The United States and the Soviet Union appear to be on the brink of a breakthrough on an agreement to limit conventional military forces in Europe.

Secretary of State James Baker and Soviet Foreign Minister Eduard Shevardnadze laid out the final pattern for agreement in a two-hour session Thursday, leaving some minor details to be worked out by technical teams.But a NATO diplomat said, "I can't imagine that any details over minor issues would stand in the way of approving such a major agreement."

The treaty would limit troops, aircraft, helicopters and armored vehicles based in Europe. The cuts would be at least 50 percent in each category.

Both men, after their meeting described "good progress" and said they were taking the results to their allies for approval.

Since the Soviet-led Warsaw Pact has virtually ceased to exist as a military alliance with the democratization of Eastern Europe, the results will be approved if NATO buys the bargain Baker and his team struck in New York.

The two were expected to meet at least one more time in New York to discuss strategic arms reductions, in addition to a Shevardnadze session with President Bush on Monday in New York.

The three remaining issues are:

- The percentage of forces Washington and Moscow would be permitted to make up in remaining East-West forces. The United States wanted that percentage to be around 30, while the Soviets pushed for between 35 and 40 percent. One U.S. official said there will be different percentages for different categories of weapons.

- How many units each side can station outside its own national territory. Officials reported essential agreement.

- Numbers of aircraft.

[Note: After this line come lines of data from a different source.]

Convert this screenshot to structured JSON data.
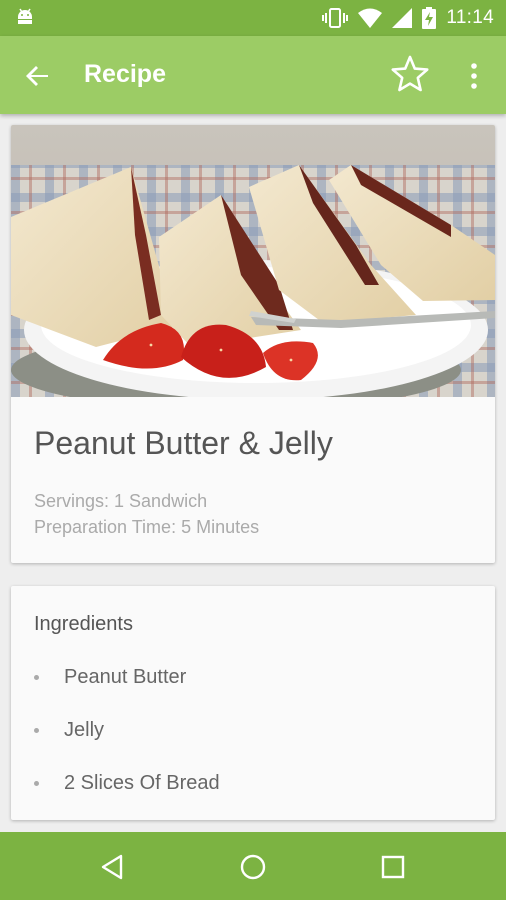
{
  "status_bar": {
    "time": "11:14",
    "icons": [
      "android-icon",
      "vibrate-icon",
      "wifi-icon",
      "signal-icon",
      "battery-charging-icon"
    ]
  },
  "app_bar": {
    "title": "Recipe",
    "icons": [
      "back-arrow-icon",
      "star-outline-icon",
      "more-vert-icon"
    ]
  },
  "recipe": {
    "image": "pb-and-j-sandwich-photo",
    "title": "Peanut Butter & Jelly",
    "servings": "Servings: 1 Sandwich",
    "prep_time": "Preparation Time: 5 Minutes"
  },
  "ingredients": {
    "header": "Ingredients",
    "items": [
      "Peanut Butter",
      "Jelly",
      "2 Slices Of Bread"
    ]
  },
  "nav_bar": {
    "icons": [
      "back-triangle-icon",
      "home-circle-icon",
      "recents-square-icon"
    ]
  },
  "colors": {
    "status_bar": "#7cb342",
    "app_bar": "#9ccc65",
    "nav_bar": "#7cb342",
    "background": "#eeeeee",
    "card": "#fafafa"
  }
}
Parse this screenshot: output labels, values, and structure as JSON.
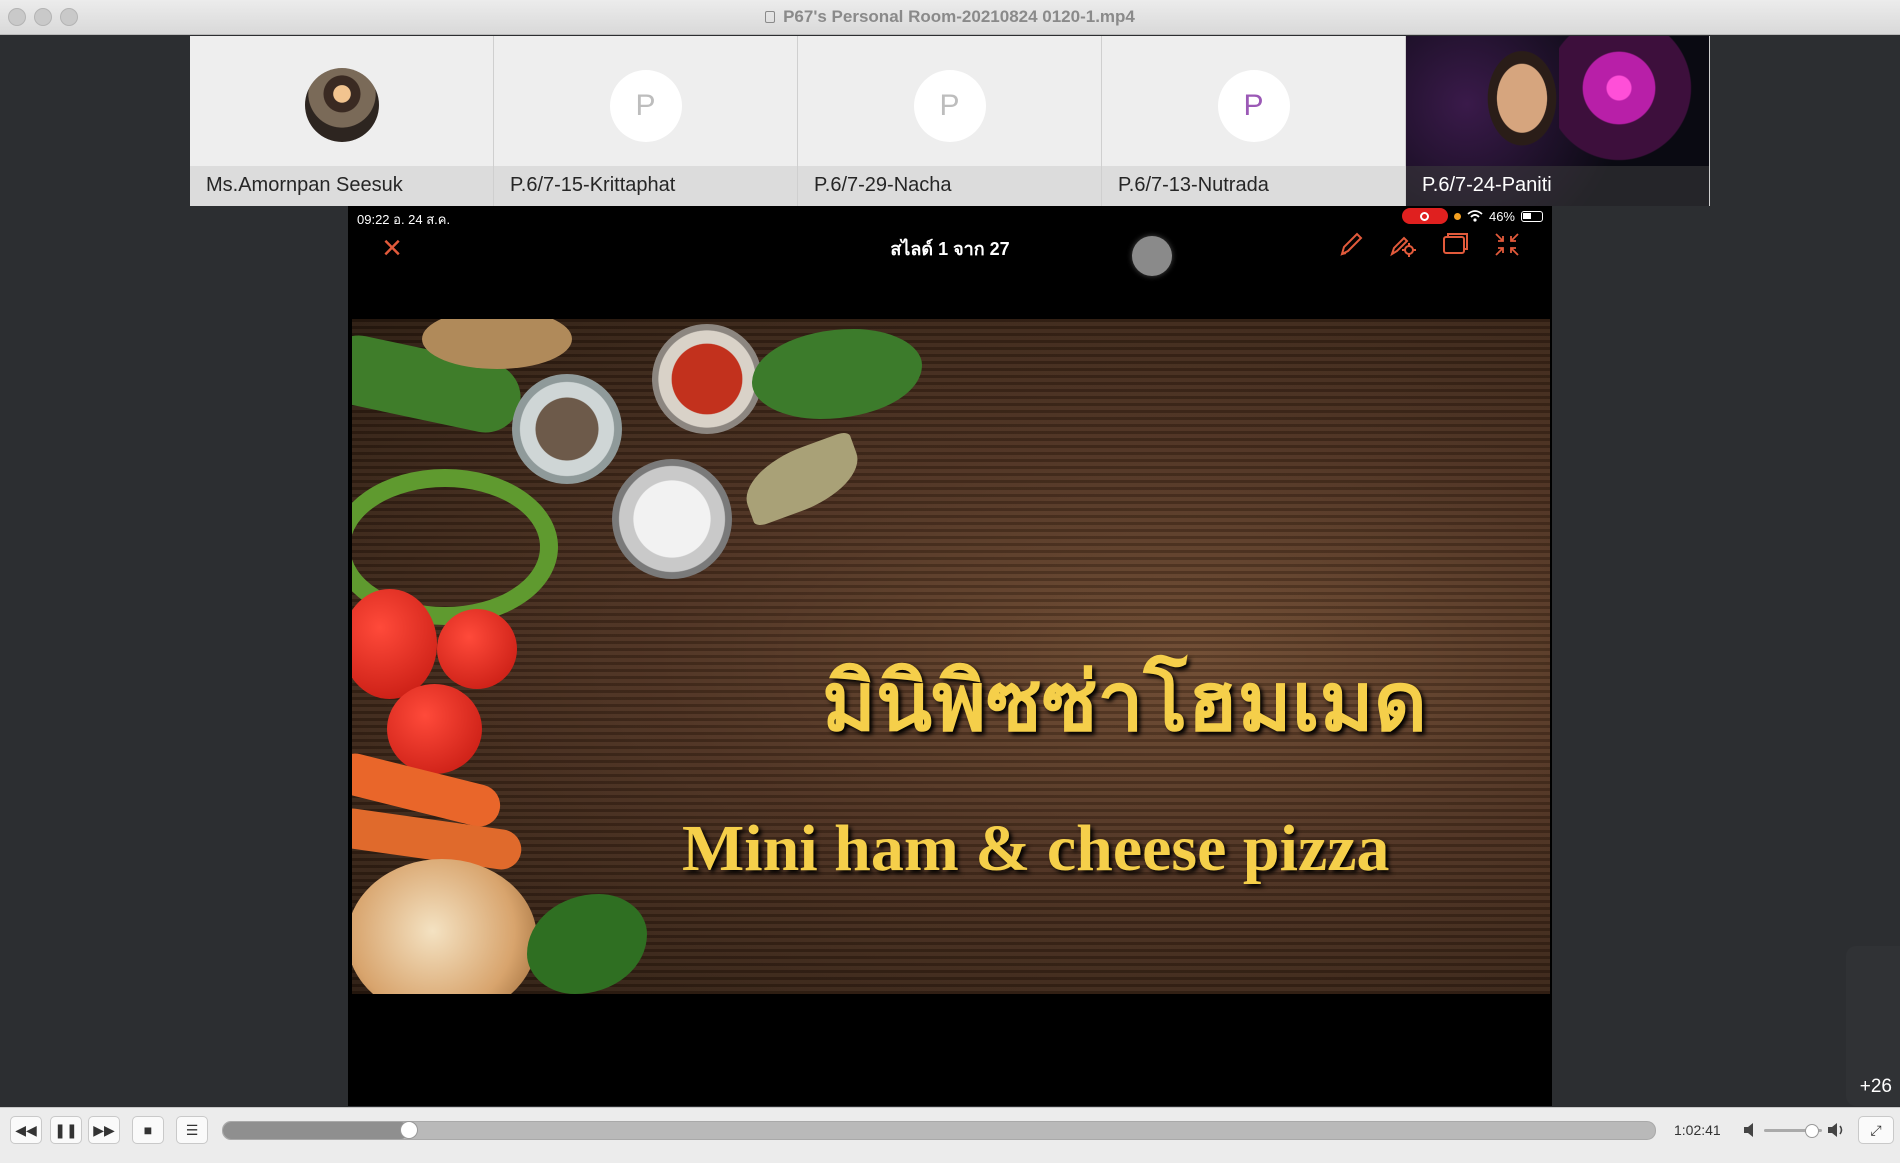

The exact counting rules will have to be worked out by teams of technical experts, but Western officials said they believe the minor remaining differences will be bridged.

The round of Baker-Shevardnadze meetings this week was the 20th, an average of one per month in the Bush administration, not counting dozens of telephone calls between the two foreign ministers.

U.S. officials say both Baker and Shevardnadze are determined to send a signal to Iraq that Saddam Hussein's personal ambitions in invading Kuwait on Aug. 2 will not be allowed to destroy the dawning post-Cold War era.